## [REQUIRED WORK]
Copy every line from the records that holds the word "screenshot".
*** EXERCISE DATA Section Begins ***
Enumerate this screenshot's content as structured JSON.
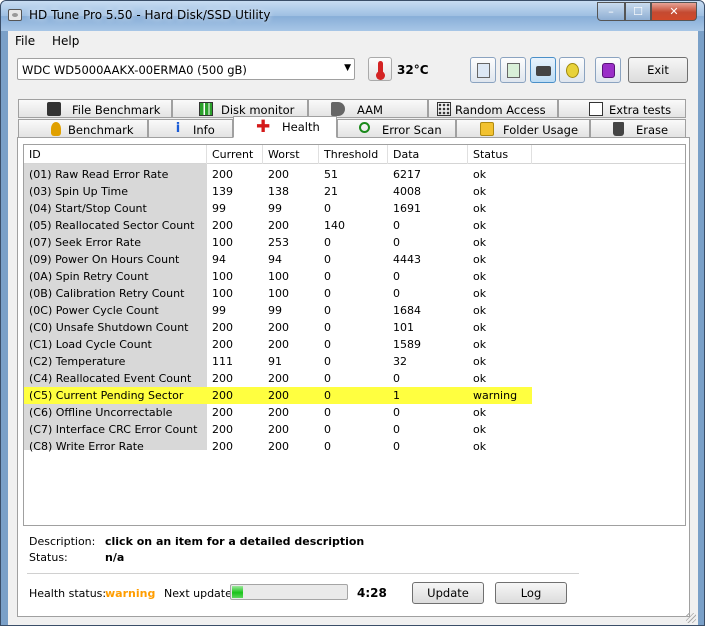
{
  "window": {
    "title": "HD Tune Pro 5.50 - Hard Disk/SSD Utility",
    "min_icon": "minimize-icon",
    "max_icon": "maximize-icon",
    "close_icon": "close-icon"
  },
  "menu": {
    "file": "File",
    "help": "Help"
  },
  "toolbar": {
    "drive": "WDC WD5000AAKX-00ERMA0 (500 gB)",
    "temperature": "32°C",
    "exit": "Exit",
    "icons": [
      "copy-text-icon",
      "copy-screen-icon",
      "screenshot-camera-icon",
      "options-icon",
      "save-down-icon"
    ]
  },
  "tabs_row1": [
    "File Benchmark",
    "Disk monitor",
    "AAM",
    "Random Access",
    "Extra tests"
  ],
  "tabs_row2": [
    "Benchmark",
    "Info",
    "Health",
    "Error Scan",
    "Folder Usage",
    "Erase"
  ],
  "selected_tab": "Health",
  "table": {
    "headers": [
      "ID",
      "Current",
      "Worst",
      "Threshold",
      "Data",
      "Status"
    ],
    "rows": [
      [
        "(01) Raw Read Error Rate",
        "200",
        "200",
        "51",
        "6217",
        "ok"
      ],
      [
        "(03) Spin Up Time",
        "139",
        "138",
        "21",
        "4008",
        "ok"
      ],
      [
        "(04) Start/Stop Count",
        "99",
        "99",
        "0",
        "1691",
        "ok"
      ],
      [
        "(05) Reallocated Sector Count",
        "200",
        "200",
        "140",
        "0",
        "ok"
      ],
      [
        "(07) Seek Error Rate",
        "100",
        "253",
        "0",
        "0",
        "ok"
      ],
      [
        "(09) Power On Hours Count",
        "94",
        "94",
        "0",
        "4443",
        "ok"
      ],
      [
        "(0A) Spin Retry Count",
        "100",
        "100",
        "0",
        "0",
        "ok"
      ],
      [
        "(0B) Calibration Retry Count",
        "100",
        "100",
        "0",
        "0",
        "ok"
      ],
      [
        "(0C) Power Cycle Count",
        "99",
        "99",
        "0",
        "1684",
        "ok"
      ],
      [
        "(C0) Unsafe Shutdown Count",
        "200",
        "200",
        "0",
        "101",
        "ok"
      ],
      [
        "(C1) Load Cycle Count",
        "200",
        "200",
        "0",
        "1589",
        "ok"
      ],
      [
        "(C2) Temperature",
        "111",
        "91",
        "0",
        "32",
        "ok"
      ],
      [
        "(C4) Reallocated Event Count",
        "200",
        "200",
        "0",
        "0",
        "ok"
      ],
      [
        "(C5) Current Pending Sector",
        "200",
        "200",
        "0",
        "1",
        "warning"
      ],
      [
        "(C6) Offline Uncorrectable",
        "200",
        "200",
        "0",
        "0",
        "ok"
      ],
      [
        "(C7) Interface CRC Error Count",
        "200",
        "200",
        "0",
        "0",
        "ok"
      ],
      [
        "(C8) Write Error Rate",
        "200",
        "200",
        "0",
        "0",
        "ok"
      ]
    ]
  },
  "details": {
    "description_label": "Description:",
    "description_value": "click on an item for a detailed description",
    "status_label": "Status:",
    "status_value": "n/a",
    "health_label": "Health status:",
    "health_value": "warning",
    "next_update_label": "Next update:",
    "progress_fraction": 0.1,
    "countdown": "4:28",
    "update_button": "Update",
    "log_button": "Log"
  },
  "colors": {
    "warning_row": "#ffff40",
    "health_warning_text": "#ff9d00"
  }
}
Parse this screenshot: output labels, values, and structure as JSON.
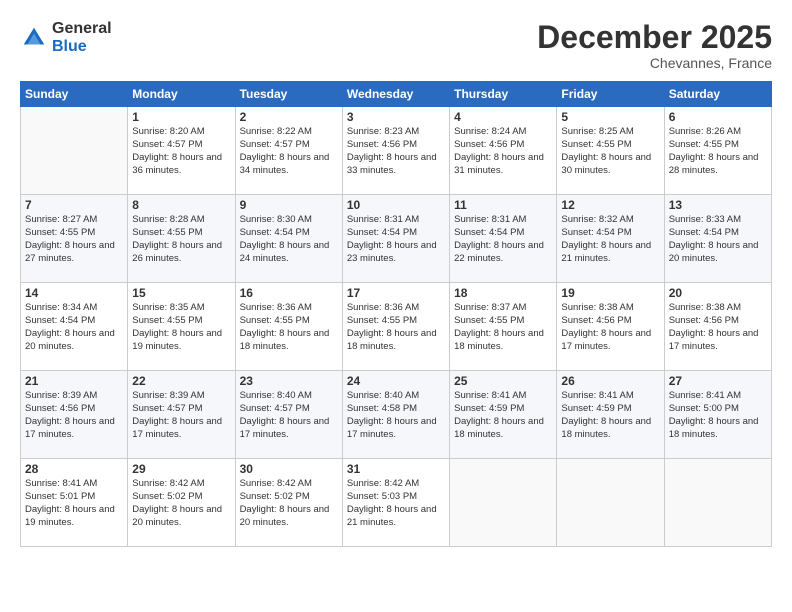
{
  "header": {
    "logo_general": "General",
    "logo_blue": "Blue",
    "month_title": "December 2025",
    "location": "Chevannes, France"
  },
  "weekdays": [
    "Sunday",
    "Monday",
    "Tuesday",
    "Wednesday",
    "Thursday",
    "Friday",
    "Saturday"
  ],
  "weeks": [
    [
      {
        "day": "",
        "sunrise": "",
        "sunset": "",
        "daylight": ""
      },
      {
        "day": "1",
        "sunrise": "Sunrise: 8:20 AM",
        "sunset": "Sunset: 4:57 PM",
        "daylight": "Daylight: 8 hours and 36 minutes."
      },
      {
        "day": "2",
        "sunrise": "Sunrise: 8:22 AM",
        "sunset": "Sunset: 4:57 PM",
        "daylight": "Daylight: 8 hours and 34 minutes."
      },
      {
        "day": "3",
        "sunrise": "Sunrise: 8:23 AM",
        "sunset": "Sunset: 4:56 PM",
        "daylight": "Daylight: 8 hours and 33 minutes."
      },
      {
        "day": "4",
        "sunrise": "Sunrise: 8:24 AM",
        "sunset": "Sunset: 4:56 PM",
        "daylight": "Daylight: 8 hours and 31 minutes."
      },
      {
        "day": "5",
        "sunrise": "Sunrise: 8:25 AM",
        "sunset": "Sunset: 4:55 PM",
        "daylight": "Daylight: 8 hours and 30 minutes."
      },
      {
        "day": "6",
        "sunrise": "Sunrise: 8:26 AM",
        "sunset": "Sunset: 4:55 PM",
        "daylight": "Daylight: 8 hours and 28 minutes."
      }
    ],
    [
      {
        "day": "7",
        "sunrise": "Sunrise: 8:27 AM",
        "sunset": "Sunset: 4:55 PM",
        "daylight": "Daylight: 8 hours and 27 minutes."
      },
      {
        "day": "8",
        "sunrise": "Sunrise: 8:28 AM",
        "sunset": "Sunset: 4:55 PM",
        "daylight": "Daylight: 8 hours and 26 minutes."
      },
      {
        "day": "9",
        "sunrise": "Sunrise: 8:30 AM",
        "sunset": "Sunset: 4:54 PM",
        "daylight": "Daylight: 8 hours and 24 minutes."
      },
      {
        "day": "10",
        "sunrise": "Sunrise: 8:31 AM",
        "sunset": "Sunset: 4:54 PM",
        "daylight": "Daylight: 8 hours and 23 minutes."
      },
      {
        "day": "11",
        "sunrise": "Sunrise: 8:31 AM",
        "sunset": "Sunset: 4:54 PM",
        "daylight": "Daylight: 8 hours and 22 minutes."
      },
      {
        "day": "12",
        "sunrise": "Sunrise: 8:32 AM",
        "sunset": "Sunset: 4:54 PM",
        "daylight": "Daylight: 8 hours and 21 minutes."
      },
      {
        "day": "13",
        "sunrise": "Sunrise: 8:33 AM",
        "sunset": "Sunset: 4:54 PM",
        "daylight": "Daylight: 8 hours and 20 minutes."
      }
    ],
    [
      {
        "day": "14",
        "sunrise": "Sunrise: 8:34 AM",
        "sunset": "Sunset: 4:54 PM",
        "daylight": "Daylight: 8 hours and 20 minutes."
      },
      {
        "day": "15",
        "sunrise": "Sunrise: 8:35 AM",
        "sunset": "Sunset: 4:55 PM",
        "daylight": "Daylight: 8 hours and 19 minutes."
      },
      {
        "day": "16",
        "sunrise": "Sunrise: 8:36 AM",
        "sunset": "Sunset: 4:55 PM",
        "daylight": "Daylight: 8 hours and 18 minutes."
      },
      {
        "day": "17",
        "sunrise": "Sunrise: 8:36 AM",
        "sunset": "Sunset: 4:55 PM",
        "daylight": "Daylight: 8 hours and 18 minutes."
      },
      {
        "day": "18",
        "sunrise": "Sunrise: 8:37 AM",
        "sunset": "Sunset: 4:55 PM",
        "daylight": "Daylight: 8 hours and 18 minutes."
      },
      {
        "day": "19",
        "sunrise": "Sunrise: 8:38 AM",
        "sunset": "Sunset: 4:56 PM",
        "daylight": "Daylight: 8 hours and 17 minutes."
      },
      {
        "day": "20",
        "sunrise": "Sunrise: 8:38 AM",
        "sunset": "Sunset: 4:56 PM",
        "daylight": "Daylight: 8 hours and 17 minutes."
      }
    ],
    [
      {
        "day": "21",
        "sunrise": "Sunrise: 8:39 AM",
        "sunset": "Sunset: 4:56 PM",
        "daylight": "Daylight: 8 hours and 17 minutes."
      },
      {
        "day": "22",
        "sunrise": "Sunrise: 8:39 AM",
        "sunset": "Sunset: 4:57 PM",
        "daylight": "Daylight: 8 hours and 17 minutes."
      },
      {
        "day": "23",
        "sunrise": "Sunrise: 8:40 AM",
        "sunset": "Sunset: 4:57 PM",
        "daylight": "Daylight: 8 hours and 17 minutes."
      },
      {
        "day": "24",
        "sunrise": "Sunrise: 8:40 AM",
        "sunset": "Sunset: 4:58 PM",
        "daylight": "Daylight: 8 hours and 17 minutes."
      },
      {
        "day": "25",
        "sunrise": "Sunrise: 8:41 AM",
        "sunset": "Sunset: 4:59 PM",
        "daylight": "Daylight: 8 hours and 18 minutes."
      },
      {
        "day": "26",
        "sunrise": "Sunrise: 8:41 AM",
        "sunset": "Sunset: 4:59 PM",
        "daylight": "Daylight: 8 hours and 18 minutes."
      },
      {
        "day": "27",
        "sunrise": "Sunrise: 8:41 AM",
        "sunset": "Sunset: 5:00 PM",
        "daylight": "Daylight: 8 hours and 18 minutes."
      }
    ],
    [
      {
        "day": "28",
        "sunrise": "Sunrise: 8:41 AM",
        "sunset": "Sunset: 5:01 PM",
        "daylight": "Daylight: 8 hours and 19 minutes."
      },
      {
        "day": "29",
        "sunrise": "Sunrise: 8:42 AM",
        "sunset": "Sunset: 5:02 PM",
        "daylight": "Daylight: 8 hours and 20 minutes."
      },
      {
        "day": "30",
        "sunrise": "Sunrise: 8:42 AM",
        "sunset": "Sunset: 5:02 PM",
        "daylight": "Daylight: 8 hours and 20 minutes."
      },
      {
        "day": "31",
        "sunrise": "Sunrise: 8:42 AM",
        "sunset": "Sunset: 5:03 PM",
        "daylight": "Daylight: 8 hours and 21 minutes."
      },
      {
        "day": "",
        "sunrise": "",
        "sunset": "",
        "daylight": ""
      },
      {
        "day": "",
        "sunrise": "",
        "sunset": "",
        "daylight": ""
      },
      {
        "day": "",
        "sunrise": "",
        "sunset": "",
        "daylight": ""
      }
    ]
  ]
}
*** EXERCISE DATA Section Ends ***
## [EXERCISE RESPONSE]
Enumerate this screenshot's content as structured JSON.
      "screenshot-camera-icon",
Parse this screenshot: output labels, values, and structure as JSON.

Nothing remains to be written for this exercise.